Your assignment -
The expected output is each entry, given again exactly.

Record set -

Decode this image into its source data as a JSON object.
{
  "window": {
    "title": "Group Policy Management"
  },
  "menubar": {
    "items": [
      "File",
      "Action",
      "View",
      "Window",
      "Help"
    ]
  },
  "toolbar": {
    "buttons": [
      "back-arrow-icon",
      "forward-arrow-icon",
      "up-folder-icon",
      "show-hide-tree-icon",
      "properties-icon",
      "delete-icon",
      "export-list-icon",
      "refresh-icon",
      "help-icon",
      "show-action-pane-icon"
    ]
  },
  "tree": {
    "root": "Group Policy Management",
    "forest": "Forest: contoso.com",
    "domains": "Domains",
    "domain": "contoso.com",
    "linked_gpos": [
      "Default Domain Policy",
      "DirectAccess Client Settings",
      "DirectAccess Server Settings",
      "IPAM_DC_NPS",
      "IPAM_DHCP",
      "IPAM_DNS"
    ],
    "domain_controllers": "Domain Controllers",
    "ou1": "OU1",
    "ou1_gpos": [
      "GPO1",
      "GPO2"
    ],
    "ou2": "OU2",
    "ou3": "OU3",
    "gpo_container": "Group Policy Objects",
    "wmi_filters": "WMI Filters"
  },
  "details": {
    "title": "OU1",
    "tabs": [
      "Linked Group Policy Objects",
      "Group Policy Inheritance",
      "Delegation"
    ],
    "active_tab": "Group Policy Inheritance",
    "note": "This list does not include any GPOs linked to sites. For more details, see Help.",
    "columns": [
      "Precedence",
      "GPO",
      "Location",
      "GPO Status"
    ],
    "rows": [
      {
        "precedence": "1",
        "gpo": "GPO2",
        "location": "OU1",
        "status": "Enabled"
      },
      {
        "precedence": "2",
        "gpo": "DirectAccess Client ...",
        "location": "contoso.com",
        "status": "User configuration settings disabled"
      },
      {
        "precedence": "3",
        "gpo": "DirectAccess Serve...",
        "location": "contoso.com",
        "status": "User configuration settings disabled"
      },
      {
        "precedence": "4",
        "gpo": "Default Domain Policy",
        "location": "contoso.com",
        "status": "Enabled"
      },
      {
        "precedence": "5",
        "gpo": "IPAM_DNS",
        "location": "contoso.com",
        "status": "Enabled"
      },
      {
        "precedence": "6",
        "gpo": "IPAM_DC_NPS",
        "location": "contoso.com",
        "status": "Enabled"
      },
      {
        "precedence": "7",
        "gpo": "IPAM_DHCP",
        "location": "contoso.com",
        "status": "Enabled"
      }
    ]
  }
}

Answer to this exercise -
Decode this image into its source data as a JSON object.
{
  "window": {
    "title": "Group Policy Management"
  },
  "menubar": {
    "items": [
      "File",
      "Action",
      "View",
      "Window",
      "Help"
    ]
  },
  "toolbar": {
    "buttons": [
      "back-arrow-icon",
      "forward-arrow-icon",
      "up-folder-icon",
      "show-hide-tree-icon",
      "properties-icon",
      "delete-icon",
      "export-list-icon",
      "refresh-icon",
      "help-icon",
      "show-action-pane-icon"
    ]
  },
  "tree": {
    "root": "Group Policy Management",
    "forest": "Forest: contoso.com",
    "domains": "Domains",
    "domain": "contoso.com",
    "linked_gpos": [
      "Default Domain Policy",
      "DirectAccess Client Settings",
      "DirectAccess Server Settings",
      "IPAM_DC_NPS",
      "IPAM_DHCP",
      "IPAM_DNS"
    ],
    "domain_controllers": "Domain Controllers",
    "ou1": "OU1",
    "ou1_gpos": [
      "GPO1",
      "GPO2"
    ],
    "ou2": "OU2",
    "ou3": "OU3",
    "gpo_container": "Group Policy Objects",
    "wmi_filters": "WMI Filters"
  },
  "details": {
    "title": "OU1",
    "tabs": [
      "Linked Group Policy Objects",
      "Group Policy Inheritance",
      "Delegation"
    ],
    "active_tab": "Group Policy Inheritance",
    "note": "This list does not include any GPOs linked to sites. For more details, see Help.",
    "columns": [
      "Precedence",
      "GPO",
      "Location",
      "GPO Status"
    ],
    "rows": [
      {
        "precedence": "1",
        "gpo": "GPO2",
        "location": "OU1",
        "status": "Enabled"
      },
      {
        "precedence": "2",
        "gpo": "DirectAccess Client ...",
        "location": "contoso.com",
        "status": "User configuration settings disabled"
      },
      {
        "precedence": "3",
        "gpo": "DirectAccess Serve...",
        "location": "contoso.com",
        "status": "User configuration settings disabled"
      },
      {
        "precedence": "4",
        "gpo": "Default Domain Policy",
        "location": "contoso.com",
        "status": "Enabled"
      },
      {
        "precedence": "5",
        "gpo": "IPAM_DNS",
        "location": "contoso.com",
        "status": "Enabled"
      },
      {
        "precedence": "6",
        "gpo": "IPAM_DC_NPS",
        "location": "contoso.com",
        "status": "Enabled"
      },
      {
        "precedence": "7",
        "gpo": "IPAM_DHCP",
        "location": "contoso.com",
        "status": "Enabled"
      }
    ]
  }
}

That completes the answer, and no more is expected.